• PROVIDED ENTRIES:
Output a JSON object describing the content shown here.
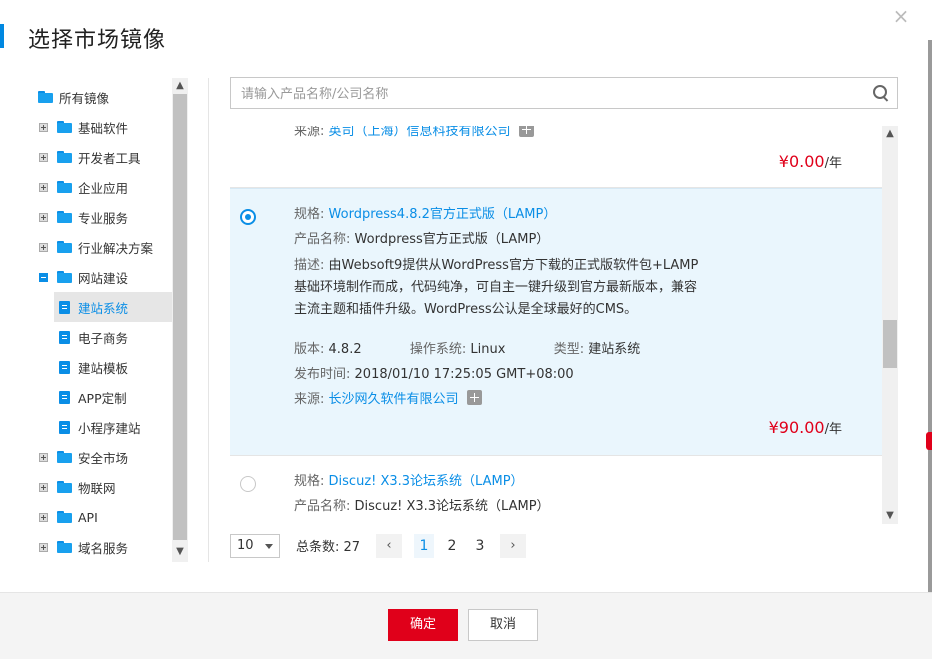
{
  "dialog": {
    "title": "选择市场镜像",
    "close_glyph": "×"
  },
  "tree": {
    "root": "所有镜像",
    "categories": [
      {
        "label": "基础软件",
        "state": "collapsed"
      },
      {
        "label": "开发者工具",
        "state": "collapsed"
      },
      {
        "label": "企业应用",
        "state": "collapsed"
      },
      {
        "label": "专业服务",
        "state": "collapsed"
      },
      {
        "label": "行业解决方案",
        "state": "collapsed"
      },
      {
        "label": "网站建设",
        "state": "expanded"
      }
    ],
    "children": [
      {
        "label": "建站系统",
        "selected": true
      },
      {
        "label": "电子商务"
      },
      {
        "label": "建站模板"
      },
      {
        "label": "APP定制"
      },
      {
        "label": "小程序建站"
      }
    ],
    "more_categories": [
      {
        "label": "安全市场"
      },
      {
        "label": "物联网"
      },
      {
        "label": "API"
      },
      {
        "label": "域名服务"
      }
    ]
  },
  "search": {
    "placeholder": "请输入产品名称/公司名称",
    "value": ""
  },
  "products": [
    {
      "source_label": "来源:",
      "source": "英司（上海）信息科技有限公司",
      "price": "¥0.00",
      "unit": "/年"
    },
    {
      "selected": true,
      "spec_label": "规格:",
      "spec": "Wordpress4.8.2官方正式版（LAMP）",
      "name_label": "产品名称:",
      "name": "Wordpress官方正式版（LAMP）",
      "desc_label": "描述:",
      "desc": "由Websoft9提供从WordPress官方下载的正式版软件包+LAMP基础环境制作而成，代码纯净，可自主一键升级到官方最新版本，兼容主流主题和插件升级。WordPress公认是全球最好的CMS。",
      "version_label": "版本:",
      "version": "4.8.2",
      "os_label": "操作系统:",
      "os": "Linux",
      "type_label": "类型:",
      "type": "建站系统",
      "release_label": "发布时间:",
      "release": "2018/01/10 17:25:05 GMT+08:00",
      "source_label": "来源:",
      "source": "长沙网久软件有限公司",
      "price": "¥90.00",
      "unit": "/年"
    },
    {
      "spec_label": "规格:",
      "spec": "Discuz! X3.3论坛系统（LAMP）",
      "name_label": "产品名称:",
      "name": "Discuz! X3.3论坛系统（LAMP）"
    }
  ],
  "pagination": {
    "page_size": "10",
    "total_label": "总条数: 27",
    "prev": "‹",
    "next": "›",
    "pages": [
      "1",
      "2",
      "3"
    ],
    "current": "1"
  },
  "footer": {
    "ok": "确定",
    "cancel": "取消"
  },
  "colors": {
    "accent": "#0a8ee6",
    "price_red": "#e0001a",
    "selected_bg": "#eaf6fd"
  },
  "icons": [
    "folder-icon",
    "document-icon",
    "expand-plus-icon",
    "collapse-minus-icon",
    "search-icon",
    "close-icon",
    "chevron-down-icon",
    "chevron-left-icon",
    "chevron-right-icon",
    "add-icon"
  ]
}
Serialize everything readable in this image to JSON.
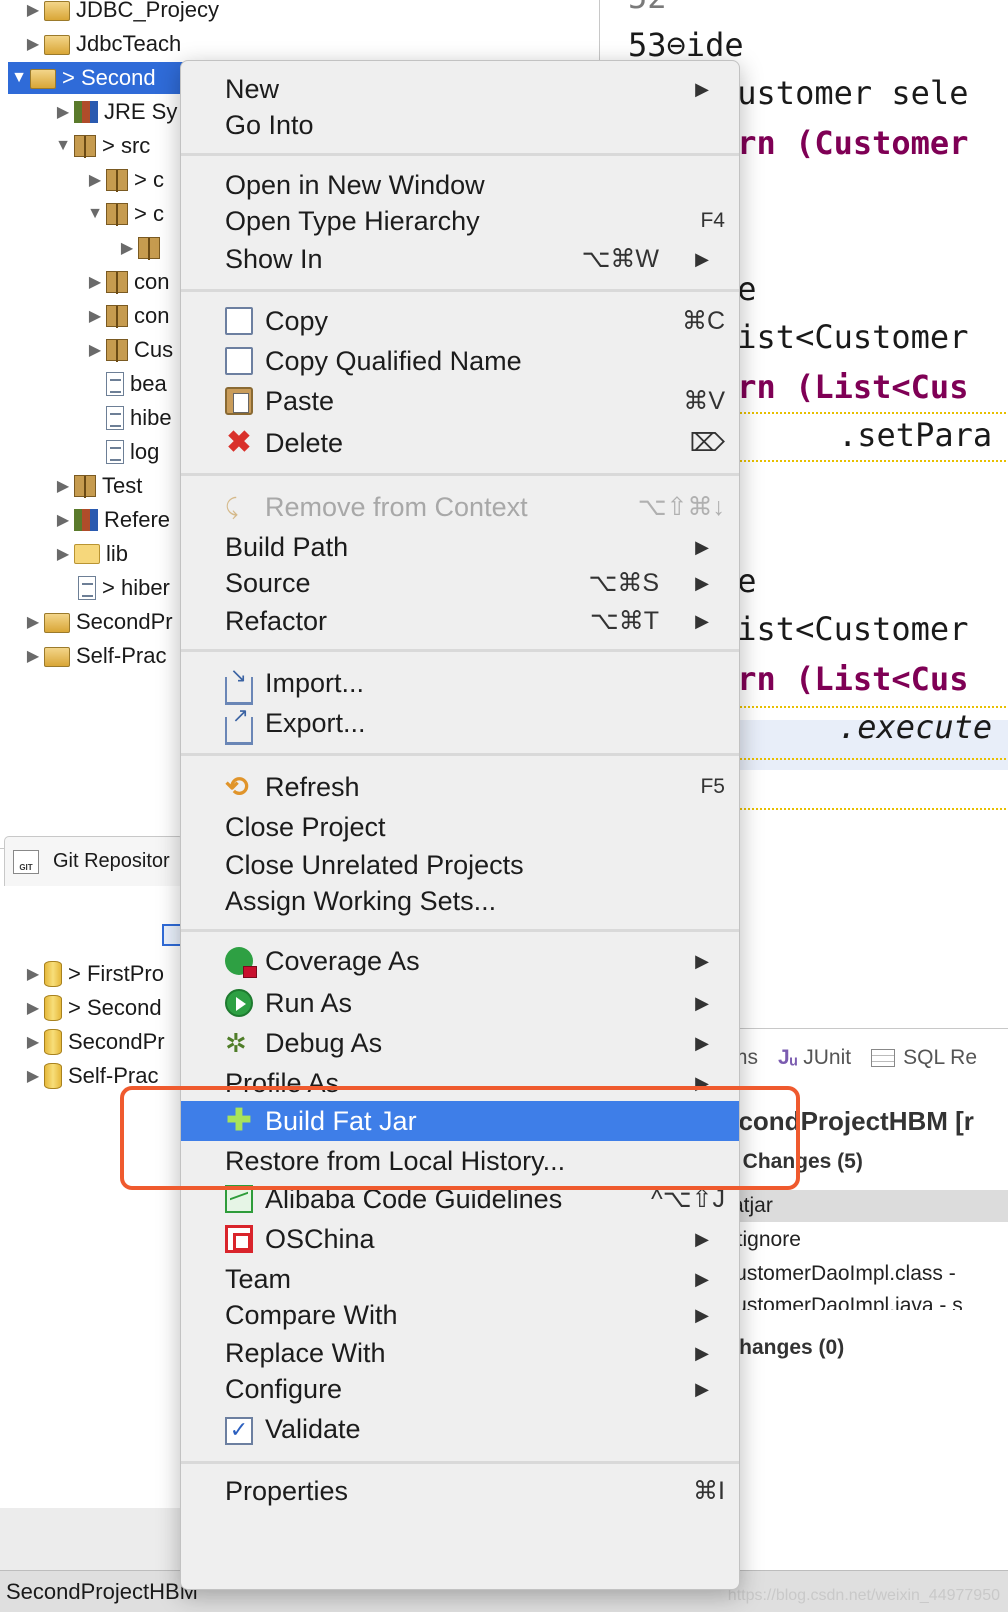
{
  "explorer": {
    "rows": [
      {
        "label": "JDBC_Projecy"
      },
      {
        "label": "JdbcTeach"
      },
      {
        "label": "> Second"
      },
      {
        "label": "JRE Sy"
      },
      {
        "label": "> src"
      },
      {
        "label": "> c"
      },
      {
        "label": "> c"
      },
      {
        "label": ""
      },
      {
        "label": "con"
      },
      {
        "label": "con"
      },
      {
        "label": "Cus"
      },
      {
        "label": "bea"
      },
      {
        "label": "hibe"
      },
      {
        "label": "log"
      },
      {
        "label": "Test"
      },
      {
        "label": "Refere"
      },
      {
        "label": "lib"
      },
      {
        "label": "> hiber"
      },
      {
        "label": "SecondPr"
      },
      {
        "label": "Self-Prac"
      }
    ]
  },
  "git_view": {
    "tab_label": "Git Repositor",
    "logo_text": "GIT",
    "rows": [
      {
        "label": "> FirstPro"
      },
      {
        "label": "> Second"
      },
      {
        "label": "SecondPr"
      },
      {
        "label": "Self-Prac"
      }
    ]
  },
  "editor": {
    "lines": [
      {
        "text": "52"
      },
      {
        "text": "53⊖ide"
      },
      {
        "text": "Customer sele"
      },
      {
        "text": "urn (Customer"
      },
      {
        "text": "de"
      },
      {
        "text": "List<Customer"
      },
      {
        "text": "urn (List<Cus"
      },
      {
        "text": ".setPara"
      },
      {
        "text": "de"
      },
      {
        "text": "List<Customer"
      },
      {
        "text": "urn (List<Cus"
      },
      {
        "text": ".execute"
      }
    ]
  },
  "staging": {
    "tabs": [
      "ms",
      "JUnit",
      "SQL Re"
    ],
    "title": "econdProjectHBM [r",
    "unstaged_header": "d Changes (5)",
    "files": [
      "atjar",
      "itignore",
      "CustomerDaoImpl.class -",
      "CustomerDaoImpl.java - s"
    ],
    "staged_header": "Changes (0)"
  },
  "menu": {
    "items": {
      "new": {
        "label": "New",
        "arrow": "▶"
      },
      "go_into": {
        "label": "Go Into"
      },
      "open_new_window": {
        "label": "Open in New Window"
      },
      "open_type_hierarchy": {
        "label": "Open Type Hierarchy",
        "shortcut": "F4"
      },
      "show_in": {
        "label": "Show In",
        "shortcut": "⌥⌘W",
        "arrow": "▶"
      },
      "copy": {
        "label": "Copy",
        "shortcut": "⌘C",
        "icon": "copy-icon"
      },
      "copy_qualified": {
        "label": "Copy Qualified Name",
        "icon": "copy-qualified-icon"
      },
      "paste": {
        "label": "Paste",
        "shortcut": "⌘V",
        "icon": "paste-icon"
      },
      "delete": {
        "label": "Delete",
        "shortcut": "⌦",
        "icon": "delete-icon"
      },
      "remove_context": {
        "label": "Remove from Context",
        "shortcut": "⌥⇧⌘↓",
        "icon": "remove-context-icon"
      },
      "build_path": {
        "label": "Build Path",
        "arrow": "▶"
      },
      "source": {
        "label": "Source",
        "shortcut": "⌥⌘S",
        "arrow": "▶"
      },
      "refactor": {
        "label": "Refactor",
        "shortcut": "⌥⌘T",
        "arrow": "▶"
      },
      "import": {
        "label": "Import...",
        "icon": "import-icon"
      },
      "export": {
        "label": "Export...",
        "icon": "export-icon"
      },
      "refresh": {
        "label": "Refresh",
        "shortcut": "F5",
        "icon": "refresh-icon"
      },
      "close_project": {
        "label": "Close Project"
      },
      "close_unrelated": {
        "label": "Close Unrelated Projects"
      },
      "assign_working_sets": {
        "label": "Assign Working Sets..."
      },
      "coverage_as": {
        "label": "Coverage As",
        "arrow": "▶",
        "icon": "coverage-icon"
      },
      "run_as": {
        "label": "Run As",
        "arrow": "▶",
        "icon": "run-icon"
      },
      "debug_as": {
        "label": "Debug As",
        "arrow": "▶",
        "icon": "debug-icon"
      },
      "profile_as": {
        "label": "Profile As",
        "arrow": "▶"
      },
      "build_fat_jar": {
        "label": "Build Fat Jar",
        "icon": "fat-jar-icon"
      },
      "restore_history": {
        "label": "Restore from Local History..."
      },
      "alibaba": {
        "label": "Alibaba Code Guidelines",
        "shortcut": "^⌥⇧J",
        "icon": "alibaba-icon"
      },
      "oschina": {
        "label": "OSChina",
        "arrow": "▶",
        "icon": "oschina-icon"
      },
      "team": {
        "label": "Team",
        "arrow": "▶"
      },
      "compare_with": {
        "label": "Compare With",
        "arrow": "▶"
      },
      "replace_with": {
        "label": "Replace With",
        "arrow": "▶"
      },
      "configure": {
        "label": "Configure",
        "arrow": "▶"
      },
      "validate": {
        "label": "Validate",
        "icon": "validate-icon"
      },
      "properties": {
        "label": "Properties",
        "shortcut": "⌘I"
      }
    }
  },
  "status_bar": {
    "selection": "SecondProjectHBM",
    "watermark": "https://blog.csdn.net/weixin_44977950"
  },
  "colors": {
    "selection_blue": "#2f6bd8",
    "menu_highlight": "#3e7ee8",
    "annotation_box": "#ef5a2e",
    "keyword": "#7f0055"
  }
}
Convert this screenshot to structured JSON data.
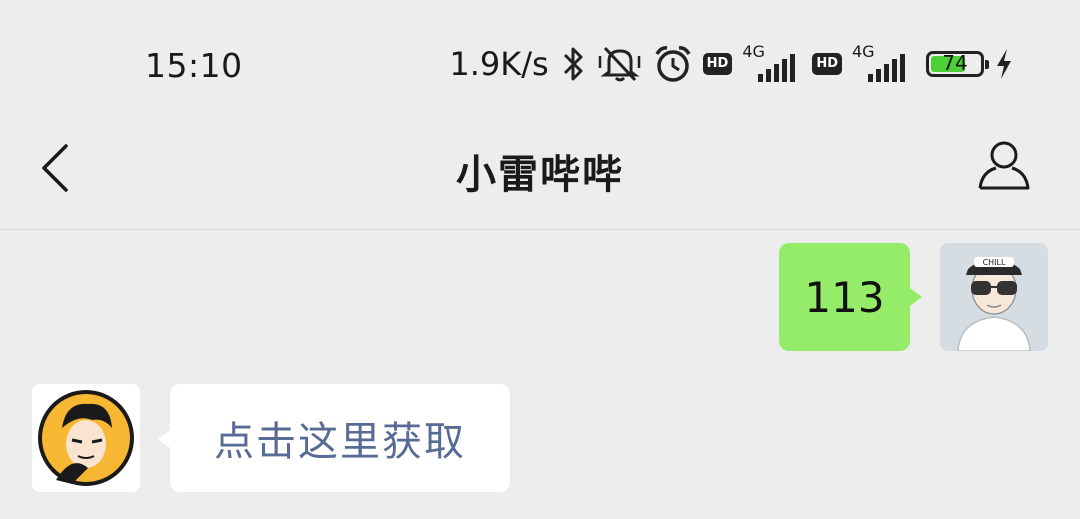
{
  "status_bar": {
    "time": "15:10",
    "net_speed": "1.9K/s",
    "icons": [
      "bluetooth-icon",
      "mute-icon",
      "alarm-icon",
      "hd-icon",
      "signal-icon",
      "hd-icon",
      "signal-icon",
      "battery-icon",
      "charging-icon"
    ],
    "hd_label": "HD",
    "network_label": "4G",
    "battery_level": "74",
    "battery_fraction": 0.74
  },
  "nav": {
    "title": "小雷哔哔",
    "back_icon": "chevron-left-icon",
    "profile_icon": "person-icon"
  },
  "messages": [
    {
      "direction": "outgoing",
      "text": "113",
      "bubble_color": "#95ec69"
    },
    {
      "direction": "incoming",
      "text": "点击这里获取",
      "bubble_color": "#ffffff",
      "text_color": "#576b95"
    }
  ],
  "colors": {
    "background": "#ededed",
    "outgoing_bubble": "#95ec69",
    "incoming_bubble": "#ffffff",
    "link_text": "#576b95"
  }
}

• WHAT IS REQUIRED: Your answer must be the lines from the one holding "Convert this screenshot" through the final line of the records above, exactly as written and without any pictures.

• RESPONSE TO THIS EXERCISE:
Convert this screenshot to structured JSON data.
{
  "status_bar": {
    "time": "15:10",
    "net_speed": "1.9K/s",
    "icons": [
      "bluetooth-icon",
      "mute-icon",
      "alarm-icon",
      "hd-icon",
      "signal-icon",
      "hd-icon",
      "signal-icon",
      "battery-icon",
      "charging-icon"
    ],
    "hd_label": "HD",
    "network_label": "4G",
    "battery_level": "74",
    "battery_fraction": 0.74
  },
  "nav": {
    "title": "小雷哔哔",
    "back_icon": "chevron-left-icon",
    "profile_icon": "person-icon"
  },
  "messages": [
    {
      "direction": "outgoing",
      "text": "113",
      "bubble_color": "#95ec69"
    },
    {
      "direction": "incoming",
      "text": "点击这里获取",
      "bubble_color": "#ffffff",
      "text_color": "#576b95"
    }
  ],
  "colors": {
    "background": "#ededed",
    "outgoing_bubble": "#95ec69",
    "incoming_bubble": "#ffffff",
    "link_text": "#576b95"
  }
}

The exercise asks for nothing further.